By Torsten Ward
In the wake of being expelled from the fancy Pencey Prep boys’ school in Pennsylvania, a 16-year-old Holden Caulfield goes on a short journey of accidental self-destruction and unintentional self-discovery. Life is not exactly pleasant from Holden’s perspective as he speaks frequently about the contradictory nature of the world and the quality of fakeness within those around him. This, in addition to Holden’s mention of being in a care center following a mental breakdown, is enough to convince readers of his not-so-well-being.
Adolescence is a rough time for everyone. Holden centers his worldview on the death of a brother, an event which still affects his character pretty drastically despite having occurred years prior. This is the only argument made by author J.D. Salinger that suggests Holden’s situation is different from the average, angst-ridden adolescent. However, everyone experiences death at some point in their lives and Holden’s self-absorbed belief that others only concern themselves with their own lives is a naïve understanding of the world. Some would argue that this belief is contradictory, yet the novelty of such a circumstance is the point of Salinger’s writing. The journey to individuality is filled with instances of judgment and denial in order to place oneself on a pedestal above the rest. Salinger captures this nonchalant arrogance firsthand as a disguised way to differentiate oneself from the masses rather than to claim superiority over others. How better to explain the reasoning behind a misunderstood teenage delinquent than through the eyes of one?
This caricature of youth doesn’t stop at ideology – Salinger writes with the diction of an adolescent. Despite not always being grammatically or structurally loftier than the average novel (something characteristic of other so-called literary classics), this way of writing envelops the reader in Holden’s personal thoughts and does justice to the loneliness felt by him in this outlandish time of his life. The themes of Salinger’s novel are undeniably universal. The plight of a lost soul and a coming of age story, both widespread and timeless experiences, are eloquently woven into Holden’s story. Language that was meant to relate to readers 63 years ago, however, isn’t as enduring. At the time of its conception “The Catcher in the Rye’s” language was probably as profound and imperative to the book’s message as Jim’s lingo was in “Adventures of Huckleberry Finn.” Unfortunately, Holden’s schoolboy slang isn’t as pervasive and universal as the book’s theme – language has changed and much of what Salinger writes in an attempt to appeal to youth is no longer effectively relatable.
Salinger’s correlation to the character of Holden is almost palpable. Great writers have the ability to delve into the characters they create and tell a story from their perspective – this is true. Yet the feeling that Holden is just a vessel for Salinger’s own nihilistic thoughts is inescapable. The novel so repetitiously conveys the idea of teenage angst that it becomes mildly preachy. Meanwhile, Holden’s decidedly introverted character (the same one who has been relentlessly patronizing everyone throughout the entire novel) has a rather social lifestyle. Not only does he happen to run into all sorts of people during his journey, he engages with nearly all of them. It wouldn’t have been much of a story if Holden simply trudged around Central Park by himself all week looking for ducks and sharing his cynical views of society with readers, but his actions ironically contradict his supposed beliefs.
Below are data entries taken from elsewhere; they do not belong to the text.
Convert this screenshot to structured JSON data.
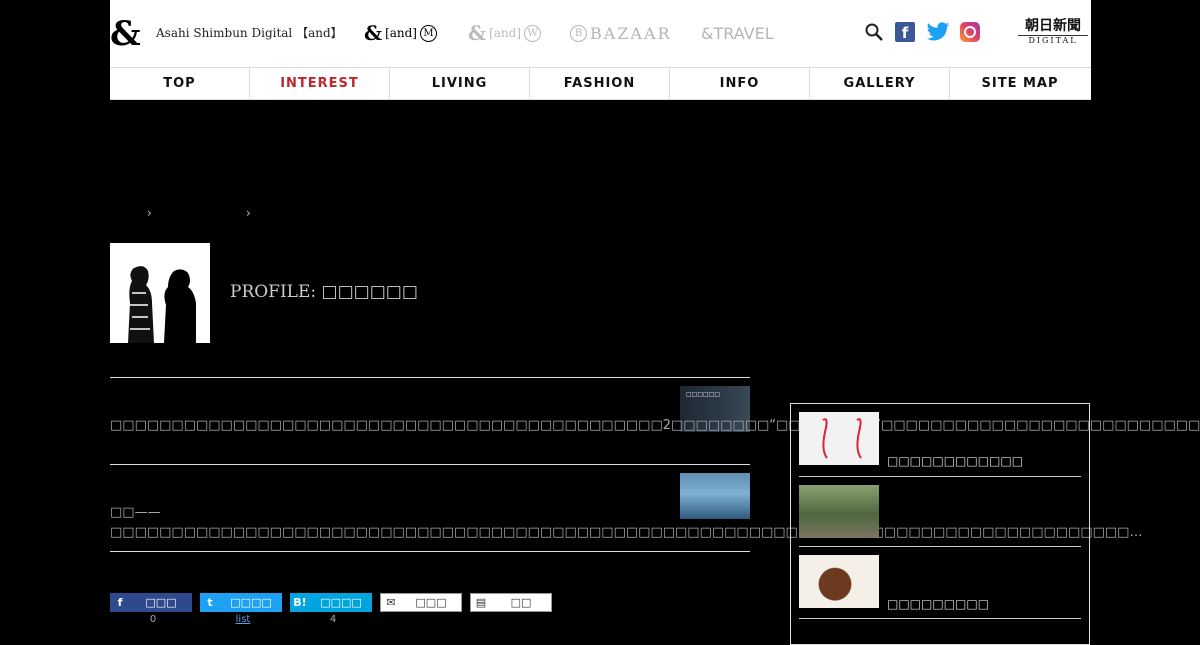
{
  "header": {
    "logo_symbol": "&",
    "logo_text": "Asahi Shimbun Digital 【and】",
    "brands": [
      {
        "amp": "&",
        "bracket": "[and]",
        "mark": "M"
      },
      {
        "amp": "&",
        "bracket": "[and]",
        "mark": "W"
      },
      {
        "mark": "B",
        "label": "BAZAAR"
      },
      {
        "label": "&TRAVEL"
      }
    ],
    "social": {
      "facebook": "f"
    },
    "asahi": {
      "jp": "朝日新聞",
      "digital": "DIGITAL"
    }
  },
  "nav": [
    "TOP",
    "INTEREST",
    "LIVING",
    "FASHION",
    "INFO",
    "GALLERY",
    "SITE MAP"
  ],
  "nav_active": "INTEREST",
  "breadcrumb": {
    "sep": "›"
  },
  "profile": {
    "label": "PROFILE:",
    "name": "□□□□□□"
  },
  "articles": [
    {
      "excerpt": "□□□□□□□□□□□□□□□□□□□□□□□□□□□□□□□□□□□□□□□□□□□□□2□□□□□□□□“□□□□□□□□”□□□□□□□□□□□□□□□□□□□□□□□□□□□□□…",
      "thumb_text": "□□□□□□"
    },
    {
      "excerpt": "□□——□□□□□□□□□□□□□□□□□□□□□□□□□□□□□□□□□□□□□□□□□□□□□□□□□□□□□□□□□□□□□□□□□□□□□□□□□□□□□□□□□□□…"
    }
  ],
  "sidebar": [
    {
      "title": "□□□□□□□□□□□□"
    },
    {
      "title": ""
    },
    {
      "title": "□□□□□□□□□"
    }
  ],
  "share": {
    "buttons": [
      {
        "icon": "f",
        "label": "□□□",
        "count": "0"
      },
      {
        "icon": "t",
        "label": "□□□□",
        "count": "list"
      },
      {
        "icon": "B!",
        "label": "□□□□",
        "count": "4"
      },
      {
        "icon": "✉",
        "label": "□□□"
      },
      {
        "icon": "▤",
        "label": "□□"
      }
    ]
  },
  "colors": {
    "accent": "#c0272d",
    "facebook": "#3b5998",
    "twitter": "#1da1f2",
    "hatena": "#00a4de",
    "share_bg": "#2e4a8c"
  }
}
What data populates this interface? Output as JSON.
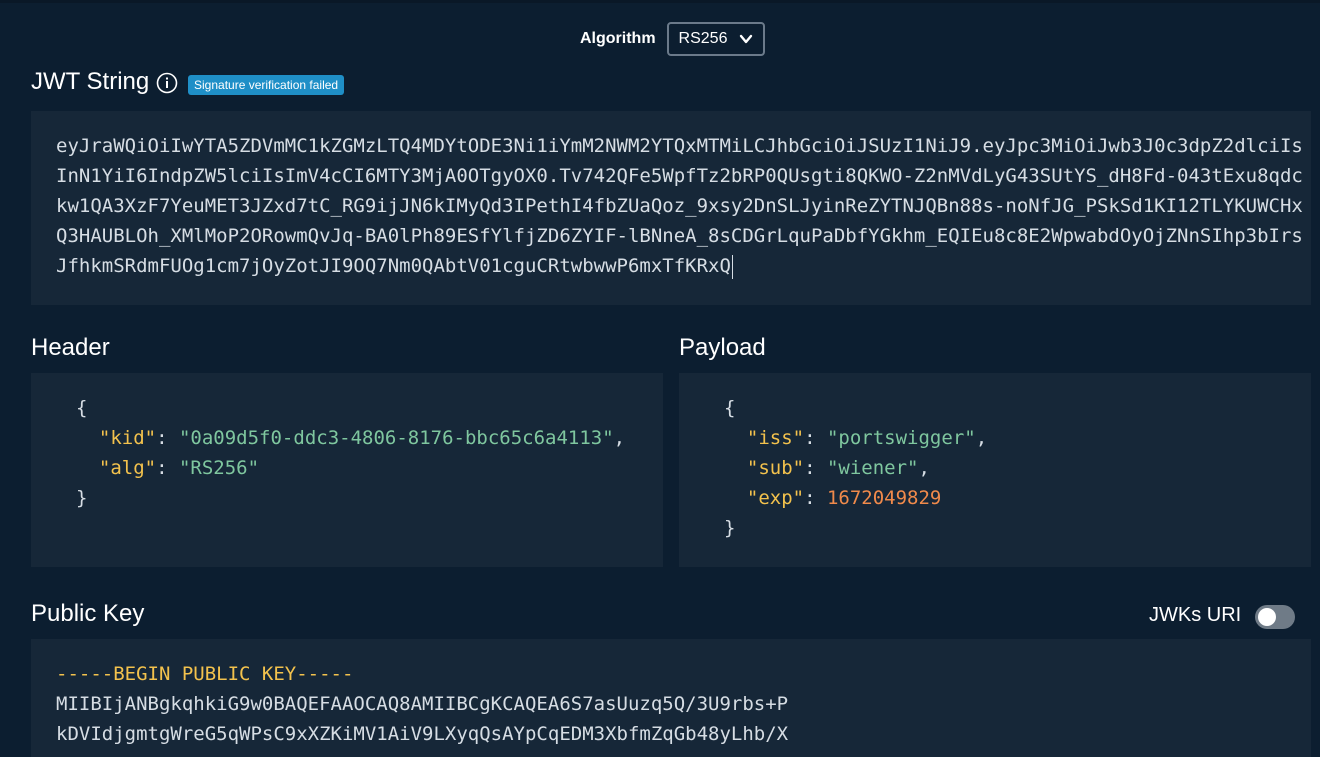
{
  "algorithm": {
    "label": "Algorithm",
    "selected": "RS256"
  },
  "jwt": {
    "title": "JWT String",
    "status_badge": "Signature verification failed",
    "token": "eyJraWQiOiIwYTA5ZDVmMC1kZGMzLTQ4MDYtODE3Ni1iYmM2NWM2YTQxMTMiLCJhbGciOiJSUzI1NiJ9.eyJpc3MiOiJwb3J0c3dpZ2dlciIsInN1YiI6IndpZW5lciIsImV4cCI6MTY3MjA0OTgyOX0.Tv742QFe5WpfTz2bRP0QUsgti8QKWO-Z2nMVdLyG43SUtYS_dH8Fd-043tExu8qdckw1QA3XzF7YeuMET3JZxd7tC_RG9ijJN6kIMyQd3IPethI4fbZUaQoz_9xsy2DnSLJyinReZYTNJQBn88s-noNfJG_PSkSd1KI12TLYKUWCHxQ3HAUBLOh_XMlMoP2ORowmQvJq-BA0lPh89ESfYlfjZD6ZYIF-lBNneA_8sCDGrLquPaDbfYGkhm_EQIEu8c8E2WpwabdOyOjZNnSIhp3bIrsJfhkmSRdmFUOg1cm7jOyZotJI9OQ7Nm0QAbtV01cguCRtwbwwP6mxTfKRxQ"
  },
  "header": {
    "title": "Header",
    "open_brace": "{",
    "close_brace": "}",
    "kid_key": "\"kid\"",
    "kid_value": "\"0a09d5f0-ddc3-4806-8176-bbc65c6a4113\"",
    "alg_key": "\"alg\"",
    "alg_value": "\"RS256\""
  },
  "payload": {
    "title": "Payload",
    "open_brace": "{",
    "close_brace": "}",
    "iss_key": "\"iss\"",
    "iss_value": "\"portswigger\"",
    "sub_key": "\"sub\"",
    "sub_value": "\"wiener\"",
    "exp_key": "\"exp\"",
    "exp_value": "1672049829"
  },
  "public_key": {
    "title": "Public Key",
    "jwks_label": "JWKs URI",
    "jwks_enabled": false,
    "begin_line": "-----BEGIN PUBLIC KEY-----",
    "lines": [
      "MIIBIjANBgkqhkiG9w0BAQEFAAOCAQ8AMIIBCgKCAQEA6S7asUuzq5Q/3U9rbs+P",
      "kDVIdjgmtgWreG5qWPsC9xXZKiMV1AiV9LXyqQsAYpCqEDM3XbfmZqGb48yLhb/X"
    ]
  },
  "colors": {
    "background": "#0c1e30",
    "panel": "#162738",
    "badge": "#1f8fc7",
    "json_key": "#f3c24d",
    "json_string": "#7fc79f",
    "json_number": "#f08a4b"
  }
}
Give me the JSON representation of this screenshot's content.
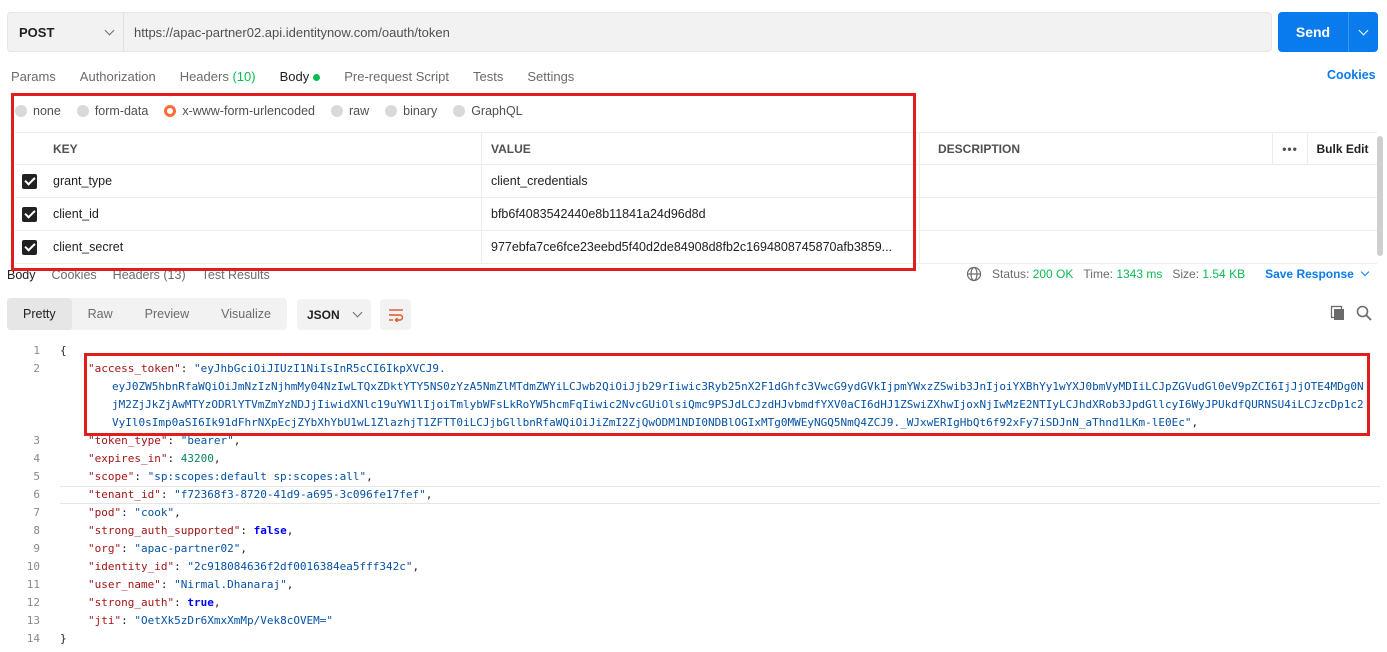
{
  "request": {
    "method": "POST",
    "url": "https://apac-partner02.api.identitynow.com/oauth/token",
    "send_label": "Send"
  },
  "req_tabs": {
    "params": "Params",
    "authorization": "Authorization",
    "headers": "Headers",
    "headers_count": "(10)",
    "body": "Body",
    "prerequest": "Pre-request Script",
    "tests": "Tests",
    "settings": "Settings",
    "cookies": "Cookies"
  },
  "body_types": [
    "none",
    "form-data",
    "x-www-form-urlencoded",
    "raw",
    "binary",
    "GraphQL"
  ],
  "body_type_selected": "x-www-form-urlencoded",
  "table": {
    "headers": {
      "key": "KEY",
      "value": "VALUE",
      "description": "DESCRIPTION",
      "more": "•••",
      "bulk_edit": "Bulk Edit"
    },
    "rows": [
      {
        "key": "grant_type",
        "value": "client_credentials",
        "checked": true
      },
      {
        "key": "client_id",
        "value": "bfb6f4083542440e8b11841a24d96d8d",
        "checked": true
      },
      {
        "key": "client_secret",
        "value": "977ebfa7ce6fce23eebd5f40d2de84908d8fb2c1694808745870afb3859...",
        "checked": true
      }
    ]
  },
  "resp_tabs": {
    "body": "Body",
    "cookies": "Cookies",
    "headers": "Headers (13)",
    "test_results": "Test Results"
  },
  "status": {
    "status_label": "Status:",
    "status_value": "200 OK",
    "time_label": "Time:",
    "time_value": "1343 ms",
    "size_label": "Size:",
    "size_value": "1.54 KB",
    "save_response": "Save Response"
  },
  "view_tabs": [
    "Pretty",
    "Raw",
    "Preview",
    "Visualize"
  ],
  "view_selected": "Pretty",
  "format": "JSON",
  "response_json": {
    "access_token_1": "\"eyJhbGciOiJIUzI1NiIsInR5cCI6IkpXVCJ9.",
    "access_token_2": "eyJ0ZW5hbnRfaWQiOiJmNzIzNjhmMy04NzIwLTQxZDktYTY5NS0zYzA5NmZlMTdmZWYiLCJwb2QiOiJjb29rIiwic3Ryb25nX2F1dGhfc3VwcG9ydGVkIjpmYWxzZSwib3JnIjoiYXBhYy1wYXJ0bmVyMDIiLCJpZGVudGl0eV9pZCI6IjJjOTE4MDg0N",
    "access_token_3": "jM2ZjJkZjAwMTYzODRlYTVmZmYzNDJjIiwidXNlc19uYW1lIjoiTmlybWFsLkRoYW5hcmFqIiwic2NvcGUiOlsiQmc9PSJdLCJzdHJvbmdfYXV0aCI6dHJ1ZSwiZXhwIjoxNjIwMzE2NTIyLCJhdXRob3JpdGllcyI6WyJPUkdfQURNSU4iLCJzcDp1c2",
    "access_token_4": "VyIl0sImp0aSI6Ik91dFhrNXpEcjZYbXhYbU1wL1ZlazhjT1ZFTT0iLCJjbGllbnRfaWQiOiJiZmI2ZjQwODM1NDI0NDBlOGIxMTg0MWEyNGQ5NmQ4ZCJ9._WJxwERIgHbQt6f92xFy7iSDJnN_aThnd1LKm-lE0Ec\"",
    "token_type": "\"bearer\"",
    "expires_in": "43200",
    "scope": "\"sp:scopes:default sp:scopes:all\"",
    "tenant_id": "\"f72368f3-8720-41d9-a695-3c096fe17fef\"",
    "pod": "\"cook\"",
    "strong_auth_supported": "false",
    "org": "\"apac-partner02\"",
    "identity_id": "\"2c918084636f2df0016384ea5fff342c\"",
    "user_name": "\"Nirmal.Dhanaraj\"",
    "strong_auth": "true",
    "jti": "\"OetXk5zDr6XmxXmMp/Vek8cOVEM=\""
  },
  "colors": {
    "accent": "#097bed",
    "status_green": "#0cbb52",
    "radio_selected": "#ff6c37",
    "highlight_red": "#e21d1d"
  },
  "icons": [
    "chevron-down-icon",
    "globe-icon",
    "wrap-icon",
    "copy-icon",
    "search-icon",
    "check-icon"
  ]
}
All in all, “The Catcher in the Rye” is a pretty unique, quick read. The subtle nuances of youth and naivety scattered throughout the book are at the very least entertaining and the emotional undercurrent provided by the narrative is unquestionably reminiscent of a young, troubled misanthropist. However, the amount of detail provided about Holden’s life is awkward in size; too much to justify a simple coming of age story and too little to support a more fleshed-out, ample analysis of character. The ending in particular shares this quality of incompleteness by never really following through with Holden. Basics of storytelling suggest the only good narratives are the ones during which the protagonist changes in some regard. Holden is certainly presented with the opportunity to change, but the satisfaction of knowing whether or not he learned anything is absent from Salinger’s eccentric exploration of youth. There is merit to the feelings of contentment met when finishing stories that don’t have happy endings, for at least they finish. “The Catcher in the Rye,” on the other hand, is an open-ended and largely unfulfilling attempt at addressing teen angst that, despite its brilliant structure and potential, is found wanting. ♦